|Trim Size / Pages||9 x 6 in / 304|
A revelatory examination of the Nobel Peace Prize—the most prestigious, admired, and controversial honor of our time.
The Nobel Prize, regardless of category, has always been surrounded by politics, intrigue, even scandal. But those pale in comparison to the Peace Prize.
In Betraying the Nobel, Norwegian writer Unni Turrettini completely upends what we thought we knew about the Peace Prize—both its history and how it is awarded.
As 1984’s winner, Desmond Tutu, put it, “No sooner had I got the Nobel Peace Prize than I became an instant oracle.” However, the Peace Prize as we know it is corrupt at its core.
In the years surrounding World War I and II, the Nobel Peace Prize became a beacon of hope, and, through its peace champions, became a reference and an inspiration around the world. But along the way, something went wrong. Alfred Nobel made the mistake of leaving it to the Norwegian Parliament to elect the members of the Peace Prize committee, which has filled the committee with politicians more loyal to their political party’s agenda than to Nobel’s prize's prerogative. As a result, winners are often a result of political expediency.
Betraying the Nobel will delve into the surprising, and often corrupt, history of the prize, and examine what the committee hoped to obtain by its choices, including the now-infamously awarded Cordell Hull, as well as Henry Kissinger, Al Gore, and Barack Obama. Turrettini shows the effects of increased media attention, which have turned the Nobel into a popularity prize, and a controversial and provocative commendation.
The selection of winners who are not peace champions according to the mandates of Alfred Nobel’s will creates distrust. So does lack of transparency in the selection process. As trust in leadership and governance reaches historic lows, the Nobel Peace Prize should be a lodestar. Yet the modern betrayal of the Nobel’s spirit and intentions plays a key role in keeping societal dysfunctions alive.
But there is hope. Betraying the Nobel will show how the Nobel Peace Prize can again become a beacon for leadership, a catalyst for change, and an inspiration for rest of us to strive for greatness and become the peace champions our world needs.
Unni Turrettini was born in northern Norway and grew up in Drammen, a city near Oslo, approximately twenty minutes from where Breivik was raised. As a foreign exchange student, she graduated from high school in Kansas City, Kansas, and she has law degrees from Norway, France, and the United States. She currently lives with her family in Geneva, Switzerland, and is at work on a second book, a behind-the-scenes examination of the Nobel Peace Prize.

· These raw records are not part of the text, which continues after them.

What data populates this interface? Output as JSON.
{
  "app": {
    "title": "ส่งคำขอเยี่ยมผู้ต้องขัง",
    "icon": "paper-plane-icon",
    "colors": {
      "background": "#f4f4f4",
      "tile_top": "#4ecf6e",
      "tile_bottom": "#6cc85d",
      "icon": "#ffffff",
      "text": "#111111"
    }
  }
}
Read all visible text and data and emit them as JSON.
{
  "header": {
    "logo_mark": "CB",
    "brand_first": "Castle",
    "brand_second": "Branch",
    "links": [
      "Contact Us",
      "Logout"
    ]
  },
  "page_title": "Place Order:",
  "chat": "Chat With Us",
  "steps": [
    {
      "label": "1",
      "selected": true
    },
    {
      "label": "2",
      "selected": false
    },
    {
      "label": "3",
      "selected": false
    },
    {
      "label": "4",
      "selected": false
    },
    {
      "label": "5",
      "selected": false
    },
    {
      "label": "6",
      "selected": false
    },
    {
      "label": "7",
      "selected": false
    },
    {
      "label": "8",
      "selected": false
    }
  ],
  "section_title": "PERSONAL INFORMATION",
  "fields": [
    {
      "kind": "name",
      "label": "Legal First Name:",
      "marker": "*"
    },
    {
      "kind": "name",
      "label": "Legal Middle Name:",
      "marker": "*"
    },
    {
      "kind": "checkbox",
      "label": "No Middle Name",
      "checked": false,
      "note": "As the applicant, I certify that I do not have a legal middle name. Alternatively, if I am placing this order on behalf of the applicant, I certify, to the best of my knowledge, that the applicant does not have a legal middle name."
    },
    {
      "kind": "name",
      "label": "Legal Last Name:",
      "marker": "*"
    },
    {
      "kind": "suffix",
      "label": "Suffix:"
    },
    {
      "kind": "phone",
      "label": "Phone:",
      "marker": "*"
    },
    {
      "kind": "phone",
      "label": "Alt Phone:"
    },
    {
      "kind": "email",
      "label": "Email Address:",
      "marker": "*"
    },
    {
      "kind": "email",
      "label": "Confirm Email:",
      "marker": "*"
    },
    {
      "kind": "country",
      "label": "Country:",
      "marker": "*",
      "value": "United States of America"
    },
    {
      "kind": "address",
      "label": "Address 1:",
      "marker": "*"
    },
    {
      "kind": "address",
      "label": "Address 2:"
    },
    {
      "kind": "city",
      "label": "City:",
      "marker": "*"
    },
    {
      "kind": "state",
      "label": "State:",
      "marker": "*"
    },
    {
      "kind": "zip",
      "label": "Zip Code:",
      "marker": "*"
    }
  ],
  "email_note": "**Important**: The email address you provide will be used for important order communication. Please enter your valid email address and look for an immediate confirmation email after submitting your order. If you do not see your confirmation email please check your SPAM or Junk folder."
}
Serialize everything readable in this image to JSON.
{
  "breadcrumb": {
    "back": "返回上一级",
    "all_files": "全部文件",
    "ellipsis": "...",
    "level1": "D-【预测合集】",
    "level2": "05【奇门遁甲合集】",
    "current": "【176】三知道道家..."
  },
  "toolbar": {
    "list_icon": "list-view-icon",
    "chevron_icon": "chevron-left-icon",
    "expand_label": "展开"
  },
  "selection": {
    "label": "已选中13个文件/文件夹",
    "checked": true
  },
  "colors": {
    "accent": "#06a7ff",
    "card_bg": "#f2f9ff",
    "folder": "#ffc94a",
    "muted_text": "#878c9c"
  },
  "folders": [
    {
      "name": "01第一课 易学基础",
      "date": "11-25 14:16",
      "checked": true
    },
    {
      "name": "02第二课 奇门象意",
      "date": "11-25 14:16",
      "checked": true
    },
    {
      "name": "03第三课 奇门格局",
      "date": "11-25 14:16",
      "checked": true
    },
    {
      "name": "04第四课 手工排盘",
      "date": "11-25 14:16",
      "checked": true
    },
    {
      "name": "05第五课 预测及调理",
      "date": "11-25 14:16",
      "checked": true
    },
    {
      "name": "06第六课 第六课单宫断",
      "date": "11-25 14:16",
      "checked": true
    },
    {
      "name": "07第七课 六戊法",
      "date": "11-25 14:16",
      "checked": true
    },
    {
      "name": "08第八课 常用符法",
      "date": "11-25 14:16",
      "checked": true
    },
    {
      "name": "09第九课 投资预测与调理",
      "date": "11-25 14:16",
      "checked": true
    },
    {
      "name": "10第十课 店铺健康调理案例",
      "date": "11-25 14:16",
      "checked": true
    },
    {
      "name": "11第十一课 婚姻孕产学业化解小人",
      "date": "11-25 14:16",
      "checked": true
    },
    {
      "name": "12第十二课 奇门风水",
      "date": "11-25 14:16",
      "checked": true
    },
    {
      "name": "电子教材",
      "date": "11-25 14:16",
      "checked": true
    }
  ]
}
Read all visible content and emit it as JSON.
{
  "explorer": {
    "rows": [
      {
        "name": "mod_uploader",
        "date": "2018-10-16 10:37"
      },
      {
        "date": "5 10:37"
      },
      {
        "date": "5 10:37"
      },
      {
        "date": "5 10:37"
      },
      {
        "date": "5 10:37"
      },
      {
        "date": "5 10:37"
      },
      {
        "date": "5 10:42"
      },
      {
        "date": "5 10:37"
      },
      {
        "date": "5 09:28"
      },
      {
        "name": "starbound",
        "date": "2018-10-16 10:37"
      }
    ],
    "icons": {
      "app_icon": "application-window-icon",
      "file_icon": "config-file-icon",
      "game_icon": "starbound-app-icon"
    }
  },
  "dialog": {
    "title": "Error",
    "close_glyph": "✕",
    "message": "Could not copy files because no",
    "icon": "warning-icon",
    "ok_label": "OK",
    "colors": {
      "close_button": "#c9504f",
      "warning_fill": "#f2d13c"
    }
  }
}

"Betraying the Nobel describes in detail the fallacies of past selections. This is an excellent book.” Michael Nobel, from the Foreword
“The author's argument has wide application. An urgent but evenhanded treatise that deserves a wide readership.” Kirkus Reviews
Turrettini had written a brilliant, illuminating story that delves into the history of the Nobel Peace Prize to reveal how corruption and media attention have reduced one of the most prestigious honors into little more than a popularity contest. If there's one book to read this year, it's Betraying the Nobel. Samina Ali, author of Madras on Rainy Days and curator of “Muslima”
“Impressive. Filled with extensive research and insights. Turrettini’s style is clear and readable and the analysis is targeted and supported. A compelling, frightening, and worthy read.” The Huffington Post praise for The Mystery of the Lone Wolf Killer
"Winning the Nobel Peace Prize brings instant global acclaim. It is surely the world's most prestigious award. But in Betraying the Nobel, Norweigian author Unni Turrettini goes beyond headlines and cliches to reveal a deeper and more troubling story of how a handful of politicians in one country decide who will be honored with the Prize. Turrettini's book is a tour de force of investigative research, subtle analysis and balanced reporting. It is essential reading for any citizen who wants to understand global politics--and should be assigned for study in foreign ministries and universities around the world." Ambassador Derek Shearer (former US ambassador to Finland), Chevalier Professor of Diplomacy and Director of the McKinnon Center for Global Affairs, Occidental College
The author, who is unafraid to point out the shortcomings of many of her subjects, admits that Nobel left significant flexibility for interpretation: The prize should go “to the person who shall have done the most or the best work for fraternity between nations, for the abolition or reduction of standing armies and for the holding and promotion of peace congresses. 221; In addition to examining some of the “tarnished” reputations involved with the prize, the author also explores the inherent sexism in the process... Kirkus Review Clippings